● **EXERCISE AIM**
Restate all of the entries exactly, dropping any pictures they hold.

[Website and app data records]
........

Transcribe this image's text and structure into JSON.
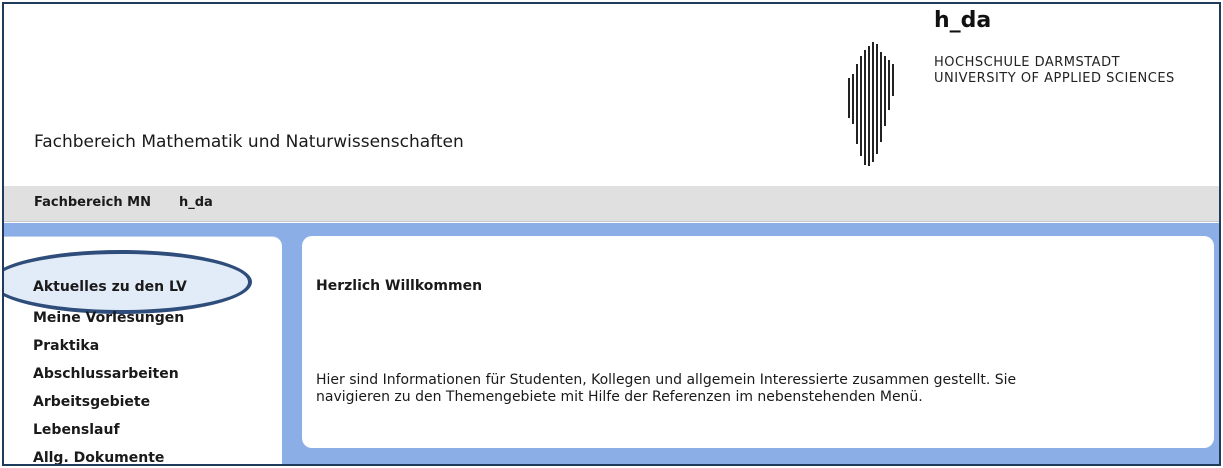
{
  "header": {
    "department_title": "Fachbereich Mathematik und Naturwissenschaften",
    "logo": {
      "brand": "h_da",
      "line1": "HOCHSCHULE DARMSTADT",
      "line2": "UNIVERSITY OF APPLIED SCIENCES"
    }
  },
  "navbar": {
    "items": [
      "Fachbereich MN",
      "h_da"
    ]
  },
  "sidebar": {
    "items": [
      "Aktuelles zu den LV",
      "Meine Vorlesungen",
      "Praktika",
      "Abschlussarbeiten",
      "Arbeitsgebiete",
      "Lebenslauf",
      "Allg. Dokumente"
    ],
    "highlighted_item": "Aktuelles zu den LV"
  },
  "content": {
    "heading": "Herzlich Willkommen",
    "line1": "Hier sind Informationen für Studenten, Kollegen und allgemein Interessierte zusammen gestellt. Sie",
    "line2": "navigieren zu den Themengebiete mit Hilfe der Referenzen im nebenstehenden Menü."
  },
  "colors": {
    "accent_blue": "#8caee6",
    "navbar_gray": "#e0e0e0",
    "annotation_oval": "#2f4d7a"
  }
}
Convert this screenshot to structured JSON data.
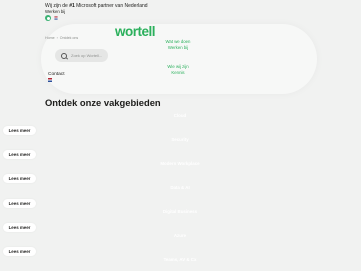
{
  "topbar": {
    "announcement_prefix": "Wij zijn de ",
    "announcement_bold": "#1",
    "announcement_suffix": " Microsoft partner van Nederland",
    "werken_bij": "Werken bij"
  },
  "brand": {
    "logo_text": "wortell",
    "accent_color": "#2bb05c"
  },
  "breadcrumb": {
    "home": "Home",
    "separator": "›",
    "current": "Ontdek ons"
  },
  "nav": {
    "item_1": [
      "Wat we doen",
      "Werken bij"
    ],
    "item_2": [
      "Wie wij zijn",
      "Kennis"
    ]
  },
  "search": {
    "placeholder": "Zoek op Wortell..."
  },
  "contact": {
    "label": "Contact"
  },
  "main": {
    "heading": "Ontdek onze vakgebieden",
    "areas": [
      "Cloud",
      "Security",
      "Modern Workplace",
      "Data & AI",
      "Digital Business",
      "Azure",
      "Teams, AV & Cx"
    ],
    "more_label": "Lees meer"
  }
}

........

● **EXERCISE RESPONSE**
Transcribe this image's text and structure into JSON.
{
  "header": {
    "department_title": "Fachbereich Mathematik und Naturwissenschaften",
    "logo": {
      "brand": "h_da",
      "line1": "HOCHSCHULE DARMSTADT",
      "line2": "UNIVERSITY OF APPLIED SCIENCES"
    }
  },
  "navbar": {
    "items": [
      "Fachbereich MN",
      "h_da"
    ]
  },
  "sidebar": {
    "items": [
      "Aktuelles zu den LV",
      "Meine Vorlesungen",
      "Praktika",
      "Abschlussarbeiten",
      "Arbeitsgebiete",
      "Lebenslauf",
      "Allg. Dokumente"
    ],
    "highlighted_item": "Aktuelles zu den LV"
  },
  "content": {
    "heading": "Herzlich Willkommen",
    "line1": "Hier sind Informationen für Studenten, Kollegen und allgemein Interessierte zusammen gestellt. Sie",
    "line2": "navigieren zu den Themengebiete mit Hilfe der Referenzen im nebenstehenden Menü."
  },
  "colors": {
    "accent_blue": "#8caee6",
    "navbar_gray": "#e0e0e0",
    "annotation_oval": "#2f4d7a"
  }
}
Convert this screenshot to structured JSON data.
{
  "topbar": {
    "announcement_prefix": "Wij zijn de ",
    "announcement_bold": "#1",
    "announcement_suffix": " Microsoft partner van Nederland",
    "werken_bij": "Werken bij"
  },
  "brand": {
    "logo_text": "wortell",
    "accent_color": "#2bb05c"
  },
  "breadcrumb": {
    "home": "Home",
    "separator": "›",
    "current": "Ontdek ons"
  },
  "nav": {
    "item_1": [
      "Wat we doen",
      "Werken bij"
    ],
    "item_2": [
      "Wie wij zijn",
      "Kennis"
    ]
  },
  "search": {
    "placeholder": "Zoek op Wortell..."
  },
  "contact": {
    "label": "Contact"
  },
  "main": {
    "heading": "Ontdek onze vakgebieden",
    "areas": [
      "Cloud",
      "Security",
      "Modern Workplace",
      "Data & AI",
      "Digital Business",
      "Azure",
      "Teams, AV & Cx"
    ],
    "more_label": "Lees meer"
  }
}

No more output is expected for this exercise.